The sexual revolution of the last thirty years has seriously challenged the way people in today’s society view each other as human beings and how they understand real love. With its utilitarian view of marriage and sexual relations, this revolution has lead to the pursuit of sexual pleasure as an end in itself – a kind of radical self-seeking that turns human beings into objects of use and thus makes true love impossible.
In his latest column at Catholic Exchange’s Theology of the Body Channel, Dale O’Leary begins a three part series answering these challenges by taking a look at the precursor to John Paull II’s Theology of the Body, Love and Responsibility, a book written by the pope when he was still a bishop in Poland.
Bishop Wojtyla begins Love and Responsibility with an analysis of the verb “to use” and a critique of Utilitarianism. According to Bishop Wojtyla, “Utilitarians regard the principle of maximization of pleasure accompanied by the minimization of pain as the primary rule of human morality” and regard pleasure as an end in itself. While this may seem attractive, by making pleasure in itself the sole or greatest good, other values including the value of the person are subordinated.
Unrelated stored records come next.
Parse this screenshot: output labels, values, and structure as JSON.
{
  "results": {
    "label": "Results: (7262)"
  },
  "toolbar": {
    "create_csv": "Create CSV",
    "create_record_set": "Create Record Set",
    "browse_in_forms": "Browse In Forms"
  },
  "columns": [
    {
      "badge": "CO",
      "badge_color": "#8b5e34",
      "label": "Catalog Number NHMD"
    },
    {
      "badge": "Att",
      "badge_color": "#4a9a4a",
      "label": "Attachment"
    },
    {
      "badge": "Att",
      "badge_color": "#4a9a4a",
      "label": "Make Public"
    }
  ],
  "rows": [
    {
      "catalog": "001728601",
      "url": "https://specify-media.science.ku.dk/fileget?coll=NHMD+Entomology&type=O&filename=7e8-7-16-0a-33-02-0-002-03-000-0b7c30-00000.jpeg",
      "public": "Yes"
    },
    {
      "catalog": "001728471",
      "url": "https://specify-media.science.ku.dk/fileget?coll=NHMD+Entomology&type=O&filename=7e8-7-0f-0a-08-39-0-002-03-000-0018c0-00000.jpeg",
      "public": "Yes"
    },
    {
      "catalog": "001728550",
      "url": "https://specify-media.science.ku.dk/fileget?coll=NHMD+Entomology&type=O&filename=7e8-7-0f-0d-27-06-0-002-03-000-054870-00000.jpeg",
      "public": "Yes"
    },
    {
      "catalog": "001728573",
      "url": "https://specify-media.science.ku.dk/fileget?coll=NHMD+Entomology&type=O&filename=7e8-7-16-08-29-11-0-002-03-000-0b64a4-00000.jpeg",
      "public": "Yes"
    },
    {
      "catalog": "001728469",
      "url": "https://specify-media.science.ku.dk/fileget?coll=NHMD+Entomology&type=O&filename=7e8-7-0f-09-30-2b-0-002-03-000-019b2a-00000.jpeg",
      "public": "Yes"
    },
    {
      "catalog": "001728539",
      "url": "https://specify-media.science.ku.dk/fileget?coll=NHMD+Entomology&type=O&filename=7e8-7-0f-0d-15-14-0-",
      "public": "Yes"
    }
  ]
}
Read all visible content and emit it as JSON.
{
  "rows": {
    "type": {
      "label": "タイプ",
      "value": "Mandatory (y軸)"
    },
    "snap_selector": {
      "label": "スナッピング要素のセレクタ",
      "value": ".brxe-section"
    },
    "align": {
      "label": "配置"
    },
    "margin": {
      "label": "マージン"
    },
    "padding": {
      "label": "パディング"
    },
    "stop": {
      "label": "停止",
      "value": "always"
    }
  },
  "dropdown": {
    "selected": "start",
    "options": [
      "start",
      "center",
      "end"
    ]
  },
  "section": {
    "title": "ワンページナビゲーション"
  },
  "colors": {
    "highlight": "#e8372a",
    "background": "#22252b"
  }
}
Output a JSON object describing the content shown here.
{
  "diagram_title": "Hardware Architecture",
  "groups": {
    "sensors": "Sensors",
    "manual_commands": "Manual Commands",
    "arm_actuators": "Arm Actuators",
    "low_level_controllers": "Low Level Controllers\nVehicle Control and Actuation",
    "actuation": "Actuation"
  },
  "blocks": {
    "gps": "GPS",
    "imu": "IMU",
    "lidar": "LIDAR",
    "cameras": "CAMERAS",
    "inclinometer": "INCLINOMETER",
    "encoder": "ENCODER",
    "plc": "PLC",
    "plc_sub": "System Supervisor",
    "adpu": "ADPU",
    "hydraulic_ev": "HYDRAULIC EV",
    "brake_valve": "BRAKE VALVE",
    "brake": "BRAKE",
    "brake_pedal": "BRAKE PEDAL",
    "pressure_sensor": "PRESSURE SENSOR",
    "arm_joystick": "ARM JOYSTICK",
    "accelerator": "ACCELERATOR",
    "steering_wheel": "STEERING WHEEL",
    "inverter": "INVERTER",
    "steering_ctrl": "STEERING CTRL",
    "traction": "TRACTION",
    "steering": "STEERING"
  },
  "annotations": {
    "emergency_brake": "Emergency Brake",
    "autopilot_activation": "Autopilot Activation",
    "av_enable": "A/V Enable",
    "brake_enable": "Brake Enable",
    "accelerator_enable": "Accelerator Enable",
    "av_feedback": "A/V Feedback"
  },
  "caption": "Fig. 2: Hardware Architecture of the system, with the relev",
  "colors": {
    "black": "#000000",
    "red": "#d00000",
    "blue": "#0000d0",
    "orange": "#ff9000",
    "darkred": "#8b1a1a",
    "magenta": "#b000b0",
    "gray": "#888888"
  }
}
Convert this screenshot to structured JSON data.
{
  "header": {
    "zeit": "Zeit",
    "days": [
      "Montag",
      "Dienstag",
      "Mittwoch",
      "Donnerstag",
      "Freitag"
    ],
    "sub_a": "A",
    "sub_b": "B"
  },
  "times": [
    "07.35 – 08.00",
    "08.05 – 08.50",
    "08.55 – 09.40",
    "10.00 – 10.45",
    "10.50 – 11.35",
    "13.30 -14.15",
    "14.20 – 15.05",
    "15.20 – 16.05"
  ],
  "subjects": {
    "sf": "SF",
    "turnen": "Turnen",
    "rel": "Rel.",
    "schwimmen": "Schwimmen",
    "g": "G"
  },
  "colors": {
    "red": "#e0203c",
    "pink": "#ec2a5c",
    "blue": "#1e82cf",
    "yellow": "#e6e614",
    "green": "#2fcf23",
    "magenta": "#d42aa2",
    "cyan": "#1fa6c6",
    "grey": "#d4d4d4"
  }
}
Persons are inevitably reduced to objects to be used to maximize the pleasure of others….
The Utilitarian ethic, sharply contrasts with the Christian norm “You shall love your neighbor as yourself” which contains the corollary: You may not use persons as objects. Fr. Wojtyla formulates this principle in philosophical terms as: “Whenever a person is the object of your activity, remember that you may not treat that person as only the means to an end, as an instrument, but must allow for the fact that he or she, too, has, or at least should have, distinct person ends.”
This norm provides a universally applicable basis for ethical thinking. According to Fr. Wojtyla, “… we must never treat a person as the means to an end. This principle has universal validity. Nobody can use a person as a means toward an end, no human being, nor yet God the Creator.”
It also provides a foundation for the defense of human rights for: “Anyone who treats a person as a means to an end does violence to the very essence of the other, to what constitutes its natural right.” Once this simple principle is understood and accepted, then the “rules” of sexual morality fall into place, not as arbitrary “don’ts” but as the logical demands of an ethic founded on respect for the human person.
Do yourself a favor and read the whole thing! I will let you know what parts II and III are available.